Engaged Participation (15%):

Participation in class requires arriving on time and being prepared in relation to readings, assignments, and class-reading presentations. Your participation grade reflects the significance of being active in this course, which heavily relies on reflections, discussions, and in-class exercises. Active participation is crucial in both the classroom, during study tours, and in group work. Attendance is mandatory. 

Student-led in class discussion (15%)

Throughout the semester, you'll have the chance to take charge of a class discussion. A list of topics will be available on Canvas, allowing you to sign up for a topic that piques your interest. In collaboration with a partner, you'll form a small group dedicated to preparing and leading the class in summarizing, interpreting, and evaluating the assigned course readings.

False Confession Analytical Paper (25%)

You will select your "favorite" false confession case, analyze the reasons behind the occurrence of false confession in this specific case, and propose evidence-based solutions for preventing false confessions. A 5-6 page paper on this topic will be due. Your analyses and solutions should be grounded in evidence. Further information regarding the paper will be provided in class.

Final Video Project (20%)

This is a group project involving you and two fellow students collaborating on creating a 10-minute video presentation. You will select a topic and apply a real-world case related to it, or analyze an act of crime from criminal TV shows or movies. Your task is to apply research to demonstrate that it indeed constituted wrongdoing and convey accurate knowledge to your audience. The video should also include a list of 4 peer-reviewed articles that you have cited. Various video formats are available for selection, such as film, traditional presentation, animated presentation, or PowerPoint presentation.

Further information regarding the video will be provided in class.

Study Tour Project (25%)

Students identify an issue in society where crime and its related issues need resolutions. A list of topics/themes is provided before the study tours. You have to select one of these for the assignment based on your own interest. It is a group project and you are expected to turn the project into a group paper.

Detailed assignment descriptions and/or rubrics will be made available on Assignments on Canvas and/or in class. 

Policy on late papers

There will be a grade deduction for late submission. See rubrics.

Use of laptops or phones in class

Laptops/Tablets/iPads are not allowed to be open in the classroom unless agreed upon for specified tasks such as article reading and/or for discussion purposes and/or note-taking. Cellular phones must be switched off during class.
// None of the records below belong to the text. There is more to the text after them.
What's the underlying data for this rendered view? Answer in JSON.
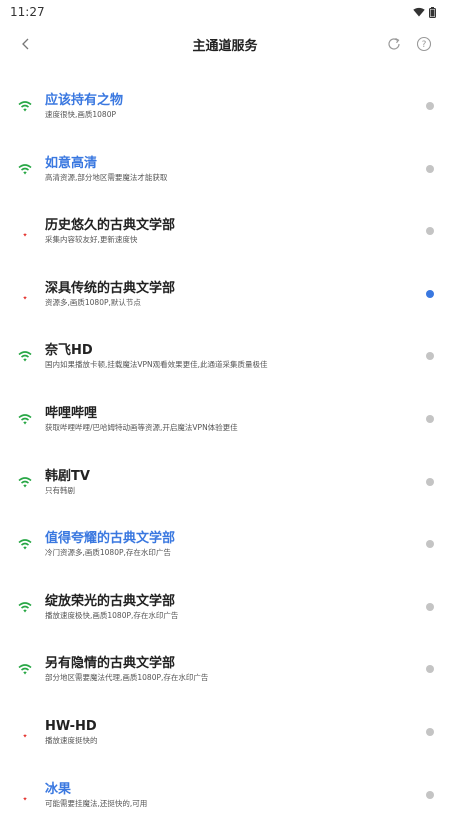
{
  "status_bar": {
    "time": "11:27"
  },
  "header": {
    "title": "主通道服务"
  },
  "colors": {
    "accent": "#3a78e0",
    "signal_good": "#28a745",
    "signal_bad": "#e53935",
    "dot_idle": "#c4c4c4"
  },
  "items": [
    {
      "name": "应该持有之物",
      "desc": "速度很快,画质1080P",
      "signal": "good",
      "highlight": true,
      "selected": false
    },
    {
      "name": "如意高清",
      "desc": "高清资源,部分地区需要魔法才能获取",
      "signal": "good",
      "highlight": true,
      "selected": false
    },
    {
      "name": "历史悠久的古典文学部",
      "desc": "采集内容较友好,更新速度快",
      "signal": "bad",
      "highlight": false,
      "selected": false
    },
    {
      "name": "深具传统的古典文学部",
      "desc": "资源多,画质1080P,默认节点",
      "signal": "bad",
      "highlight": false,
      "selected": true
    },
    {
      "name": "奈飞HD",
      "desc": "国内如果播放卡顿,挂载魔法VPN观看效果更佳,此通道采集质量极佳",
      "signal": "good",
      "highlight": false,
      "selected": false
    },
    {
      "name": "哔哩哔哩",
      "desc": "获取哔哩哔哩/巴哈姆特动画等资源,开启魔法VPN体验更佳",
      "signal": "good",
      "highlight": false,
      "selected": false
    },
    {
      "name": "韩剧TV",
      "desc": "只有韩剧",
      "signal": "good",
      "highlight": false,
      "selected": false
    },
    {
      "name": "值得夸耀的古典文学部",
      "desc": "冷门资源多,画质1080P,存在水印广告",
      "signal": "good",
      "highlight": true,
      "selected": false
    },
    {
      "name": "绽放荣光的古典文学部",
      "desc": "播放速度极快,画质1080P,存在水印广告",
      "signal": "good",
      "highlight": false,
      "selected": false
    },
    {
      "name": "另有隐情的古典文学部",
      "desc": "部分地区需要魔法代理,画质1080P,存在水印广告",
      "signal": "good",
      "highlight": false,
      "selected": false
    },
    {
      "name": "HW-HD",
      "desc": "播放速度挺快的",
      "signal": "bad",
      "highlight": false,
      "selected": false
    },
    {
      "name": "冰果",
      "desc": "可能需要挂魔法,还挺快的,可用",
      "signal": "bad",
      "highlight": true,
      "selected": false
    }
  ]
}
Academic Regulations  

Please make sure to read the Academic Regulations on the DIS website. There you will find regulations on: 

 DIS - Study Abroad in Scandinavia -


Course Summary:

Date Details Due